Thursday 29 February 2024


Not so long ago I didn't know what3words, what it was. Until Nahal pointed out that I had a series of blog titles reminiscent of the apps language. I then found the app and now rather like it, quite handy for telling folk where you are or giving an accurate location. Anyway, today the blog post title is intentional, but it doesn't lead to any particular place via the app, it just refers to an odd coincidence.

Persistent because I've gnawed away at a problem with the county micro-moth list until eventually today I came to a solution. Time because the solution was in 2017. And window because there lies the coincidence.

So here was the problem, a moth called False Codling Moth Thaumatotibia leucotreta. Originally, when going through the county recording sheet for micro-moths I noticed the scientific name was incorrect, the genus wasn't capitalised, so I made a note for the County Lepidoptera Recorder and highlighted the species in the list.

Thaumatotibia leucotreta False Codling Moth.

The CLR then couldn't find the record of the moth. So I embarked on a bit of a search, emailing folk to see if they knew anything about the record. No joy. Finally, I emailed the previous CLR who came back with a bit of a surprising answer, he'd found a photo of the moth in his records, my photo, I'd sent it to him in April 2017. Searching my photos on a backup drive I couldn't find the image, but then I had the bright idea of searching the local insect Facebook Group. And out popped the answer. The story of how I'd found the moth on the kitchen window, on the inside. I'd misidentified the moth initially, as it isn't in any of the books, it's an adventive, an Afro-tropical species. I'd mis-identified it as Grapholita molesta, another adventive; my photos were still named as that, which is why I couldn't find them. Now, at the time I was working, so distracted by the hum-drum of the job and not knowing the rarity of the find, I'd included the moth in a blog post and then forgotten all about it. The CLR of the time had somehow mislaid the record between correctly identifying it and writing the annual report, although he had entered it on the recording sheet.

Thaumatotibia leucotreta False Codling Moth, 9mm forewing.

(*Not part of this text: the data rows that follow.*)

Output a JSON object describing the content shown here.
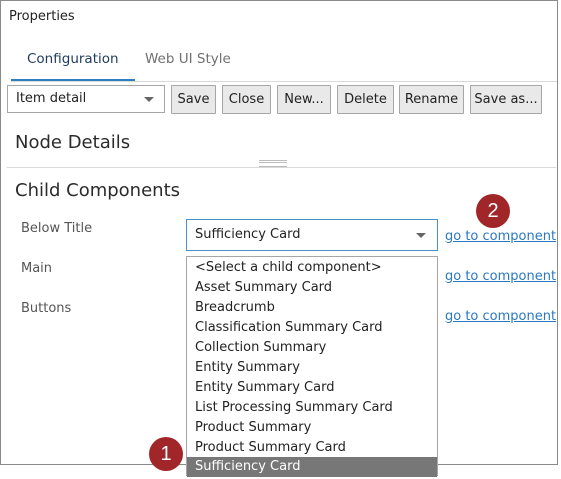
{
  "window": {
    "title": "Properties"
  },
  "tabs": [
    {
      "label": "Configuration",
      "active": true
    },
    {
      "label": "Web UI Style",
      "active": false
    }
  ],
  "toolbar": {
    "item_select": "Item detail",
    "buttons": [
      "Save",
      "Close",
      "New...",
      "Delete",
      "Rename",
      "Save as..."
    ]
  },
  "sections": {
    "node_details": "Node Details",
    "child_components": "Child Components"
  },
  "rows": [
    {
      "label": "Below Title",
      "link": "go to component"
    },
    {
      "label": "Main",
      "link": "go to component"
    },
    {
      "label": "Buttons",
      "link": "go to component"
    }
  ],
  "child_select": {
    "value": "Sufficiency Card"
  },
  "dropdown_options": [
    "<Select a child component>",
    "Asset Summary Card",
    "Breadcrumb",
    "Classification Summary Card",
    "Collection Summary",
    "Entity Summary",
    "Entity Summary Card",
    "List Processing Summary Card",
    "Product Summary",
    "Product Summary Card",
    "Sufficiency Card"
  ],
  "selected_option_index": 10,
  "callouts": [
    "1",
    "2"
  ],
  "colors": {
    "callout": "#a0262a",
    "link": "#2a78c0",
    "tab_accent": "#2e7fc1",
    "selected": "#777777"
  }
}
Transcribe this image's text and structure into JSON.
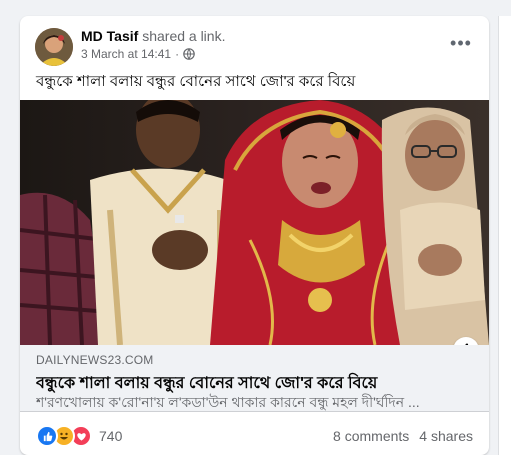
{
  "post": {
    "author": "MD Tasif",
    "action": "shared a link.",
    "timestamp": "3 March at 14:41",
    "separator": "·",
    "privacy_icon": "globe-icon",
    "more_icon": "more-options-icon",
    "more_label": "•••",
    "caption": "বন্ধুকে শালা বলায় বন্ধুর বোনের সাথে জো'র করে বিয়ে"
  },
  "link": {
    "domain": "DAILYNEWS23.COM",
    "title": "বন্ধুকে শালা বলায় বন্ধুর বোনের সাথে জো'র করে বিয়ে",
    "description": "শ'রণখোলায় ক'রো'না'য় ল'কডা'উন থাকার কারনে বন্ধু মহল দী'র্ঘদিন ...",
    "info_label": "i"
  },
  "stats": {
    "reactions": [
      "like",
      "haha",
      "love"
    ],
    "reaction_count": "740",
    "comments": "8 comments",
    "shares": "4 shares"
  },
  "colors": {
    "background": "#f0f2f5",
    "card": "#ffffff",
    "secondary_text": "#65676b",
    "like": "#1877f2",
    "haha": "#f7b125",
    "love": "#f33e58"
  }
}
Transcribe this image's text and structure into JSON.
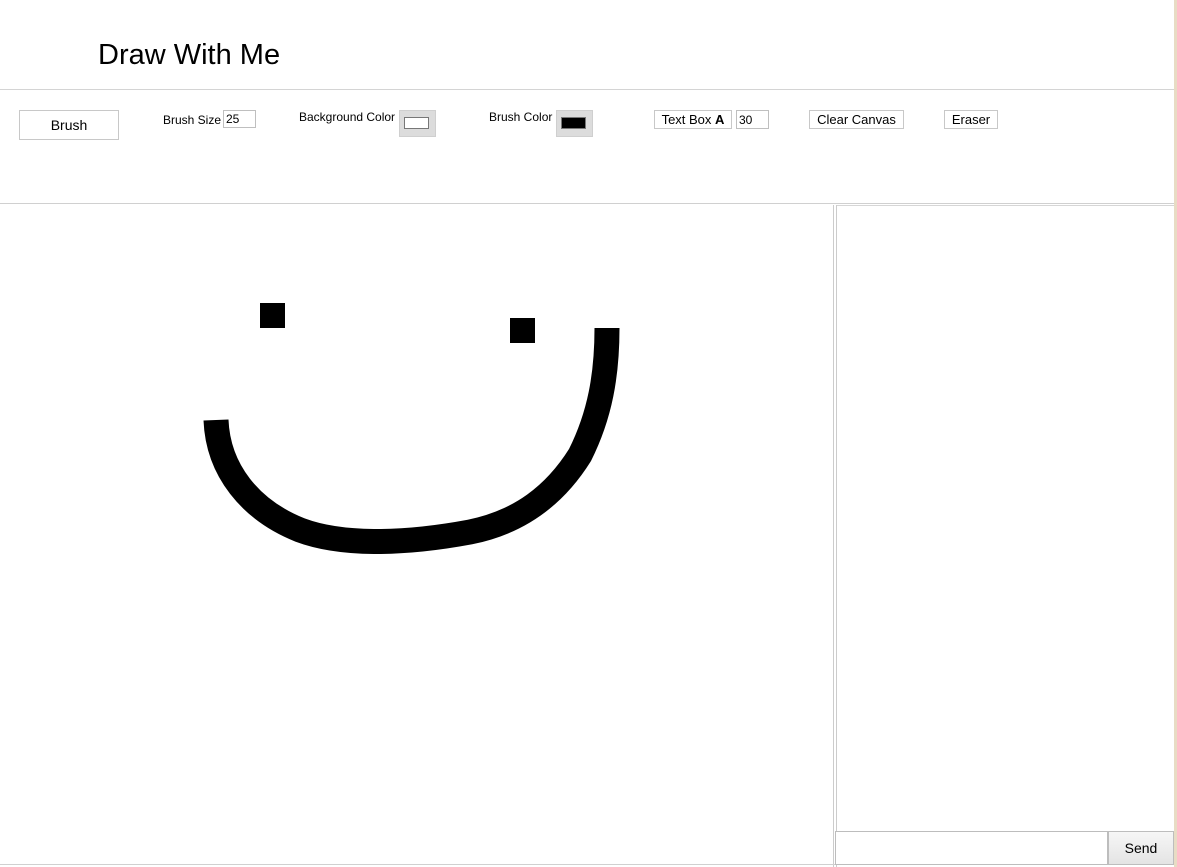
{
  "header": {
    "title": "Draw With Me"
  },
  "toolbar": {
    "brush_label": "Brush",
    "brush_size_label": "Brush Size",
    "brush_size_value": "25",
    "background_color_label": "Background Color",
    "background_color": "#ffffff",
    "brush_color_label": "Brush Color",
    "brush_color": "#000000",
    "text_box_label": "Text Box",
    "text_box_bold_glyph": "A",
    "text_size_value": "30",
    "clear_canvas_label": "Clear Canvas",
    "eraser_label": "Eraser"
  },
  "chat": {
    "input_value": "",
    "send_label": "Send"
  },
  "colors": {
    "stroke": "#000000",
    "border": "#c8c8c8"
  }
}
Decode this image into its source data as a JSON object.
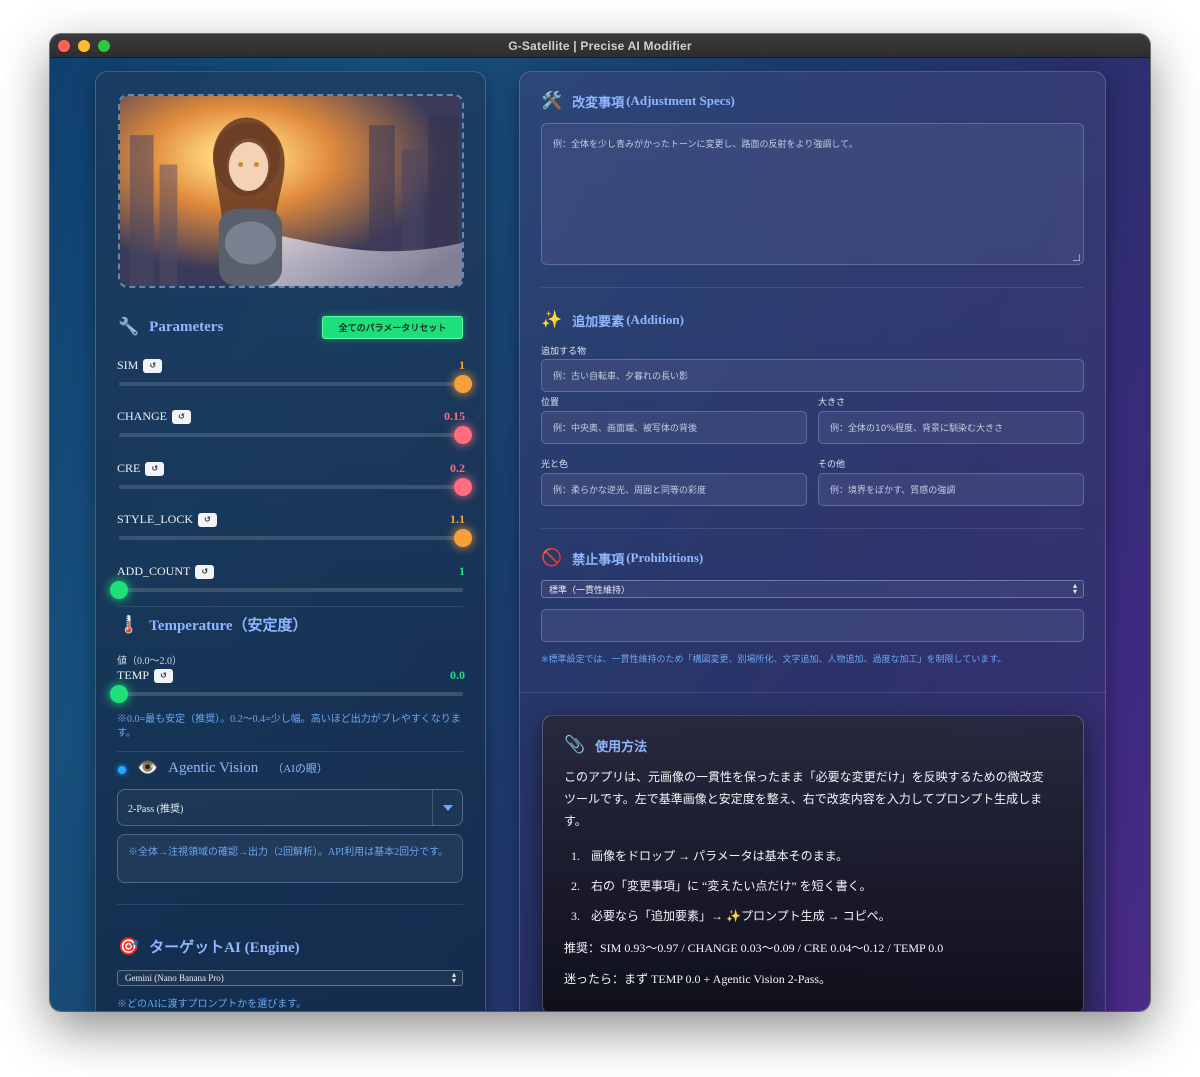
{
  "window": {
    "title": "G-Satellite | Precise AI Modifier"
  },
  "left": {
    "parameters": {
      "icon": "🔧",
      "title": "Parameters",
      "reset_all_label": "全てのパラメータリセット",
      "sliders": [
        {
          "name": "SIM",
          "value": "1",
          "fraction": 1.0,
          "color": "#f7a03a"
        },
        {
          "name": "CHANGE",
          "value": "0.15",
          "fraction": 1.0,
          "color": "#ff6b7f"
        },
        {
          "name": "CRE",
          "value": "0.2",
          "fraction": 1.0,
          "color": "#ff6b7f"
        },
        {
          "name": "STYLE_LOCK",
          "value": "1.1",
          "fraction": 1.0,
          "color": "#f7a03a"
        },
        {
          "name": "ADD_COUNT",
          "value": "1",
          "fraction": 0.0,
          "color": "#1ee07a"
        }
      ],
      "reset_glyph": "↺"
    },
    "temperature": {
      "icon": "🌡️",
      "title": "Temperature（安定度）",
      "range_label": "値（0.0〜2.0）",
      "slider": {
        "name": "TEMP",
        "value": "0.0",
        "fraction": 0.0,
        "color": "#1ee07a"
      },
      "note": "※0.0=最も安定（推奨）。0.2〜0.4=少し幅。高いほど出力がブレやすくなります。"
    },
    "agentic_vision": {
      "icon": "👁️",
      "title": "Agentic Vision",
      "subtitle": "（AIの眼）",
      "selected": "2-Pass (推奨)",
      "hint": "※全体→注視領域の確認→出力（2回解析）。API利用は基本2回分です。"
    },
    "target_ai": {
      "icon": "🎯",
      "title": "ターゲットAI (Engine)",
      "selected": "Gemini (Nano Banana Pro)",
      "note": "※どのAIに渡すプロンプトかを選びます。"
    }
  },
  "right": {
    "adjustment": {
      "icon": "🛠️",
      "title": "改変事項",
      "subtitle": "(Adjustment Specs)",
      "placeholder": "例：全体を少し青みがかったトーンに変更し、路面の反射をより強調して。"
    },
    "addition": {
      "icon": "✨",
      "title": "追加要素",
      "subtitle": "(Addition)",
      "item_label": "追加する物",
      "item_placeholder": "例：古い自転車、夕暮れの長い影",
      "position_label": "位置",
      "position_placeholder": "例：中央奥、画面端、被写体の背後",
      "size_label": "大きさ",
      "size_placeholder": "例：全体の10%程度、背景に馴染む大きさ",
      "light_label": "光と色",
      "light_placeholder": "例：柔らかな逆光、周囲と同等の彩度",
      "other_label": "その他",
      "other_placeholder": "例：境界をぼかす、質感の強調"
    },
    "prohibitions": {
      "icon": "🚫",
      "title": "禁止事項",
      "subtitle": "(Prohibitions)",
      "selected": "標準（一貫性維持）",
      "input_value": "",
      "note": "※標準設定では、一貫性維持のため「構図変更、別場所化、文字追加、人物追加、過度な加工」を制限しています。"
    },
    "usage": {
      "icon": "📎",
      "title": "使用方法",
      "intro_line1": "このアプリは、元画像の一貫性を保ったまま「必要な変更だけ」を反映するための微改変",
      "intro_line2": "ツールです。左で基準画像と安定度を整え、右で改変内容を入力してプロンプト生成しま",
      "intro_line3": "す。",
      "steps": [
        {
          "num": "1.",
          "text": "画像をドロップ → パラメータは基本そのまま。"
        },
        {
          "num": "2.",
          "text": "右の「変更事項」に “変えたい点だけ” を短く書く。"
        },
        {
          "num": "3.",
          "text": "必要なら「追加要素」→ ✨プロンプト生成 → コピペ。"
        }
      ],
      "recommend": "推奨：SIM 0.93〜0.97 / CHANGE 0.03〜0.09 / CRE 0.04〜0.12 / TEMP 0.0",
      "fallback": "迷ったら：まず TEMP 0.0 + Agentic Vision 2-Pass。"
    }
  },
  "colors": {
    "accent_blue": "#8fb6ff",
    "note_blue": "#6aa6f2",
    "green": "#1ee07a",
    "orange": "#f7a03a",
    "pink": "#ff6b7f"
  }
}
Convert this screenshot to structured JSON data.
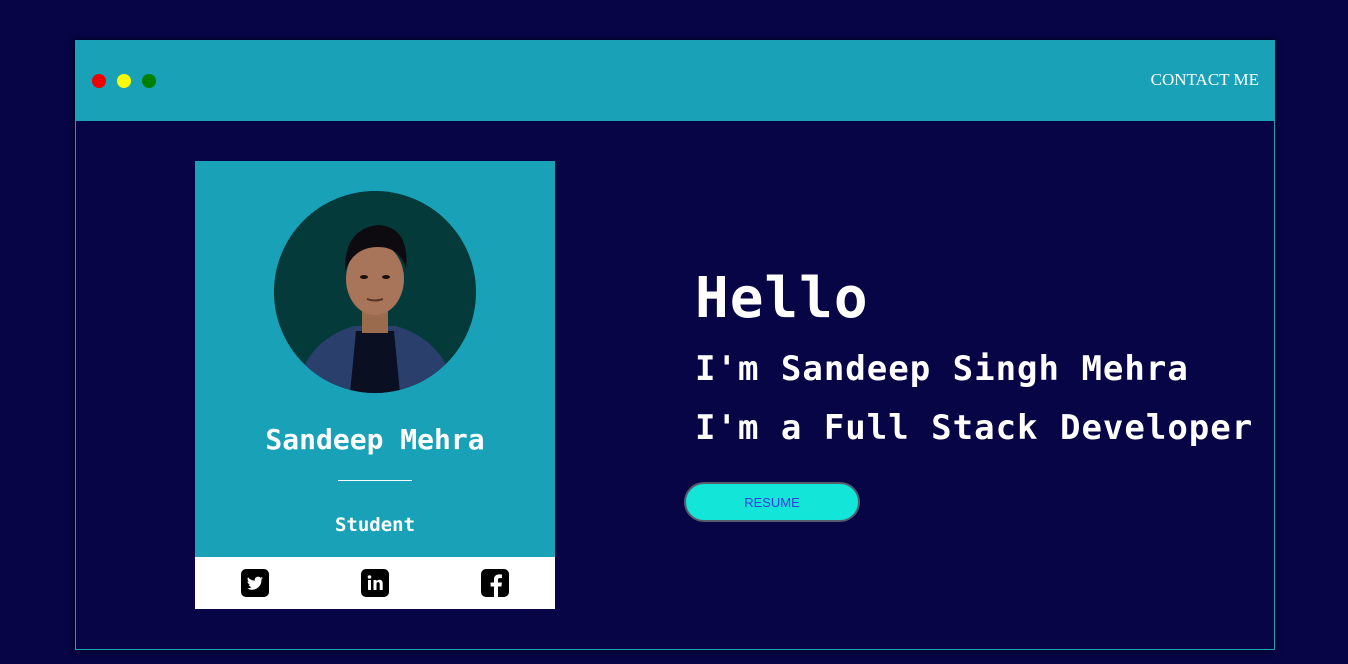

Now, the window that I'd found the moth on is by our pantry, and in our pantry there are always peppers, chillis and oranges, the food stuff for Thaumatotibia leucotreta. This moth was just the second Scottish record of this species. Oddly, the window the moth was found on has a radiator underneath it, on which I found the first Scottish record of Blair's Mocha Cyclophora punctaria. Coupled with the slight embarrassment of forgetting about finding this rare moth, there is now the odd coincidence of where it was found. A hot spot for finding rare moths for Scotland is inside our kitchen by the radiator; that's weird!


Nick Carter said...

Great story! Love it.

Alastair said...

...bit embarrassing really, having wittered on about the moth and then discovered it was mine and I'd forgotten about it...

Nahal said...

That's amazing. I can only guess at your consternation when you were told it was YOUR record! Is it possible to SSSI a radiator?!

Alastair said...

Trouble with getting old, memory is not what it was, I don't usually forget an interesting species though. I blame that activity called work, which thankfully I no longer do, far too much time spent doing that.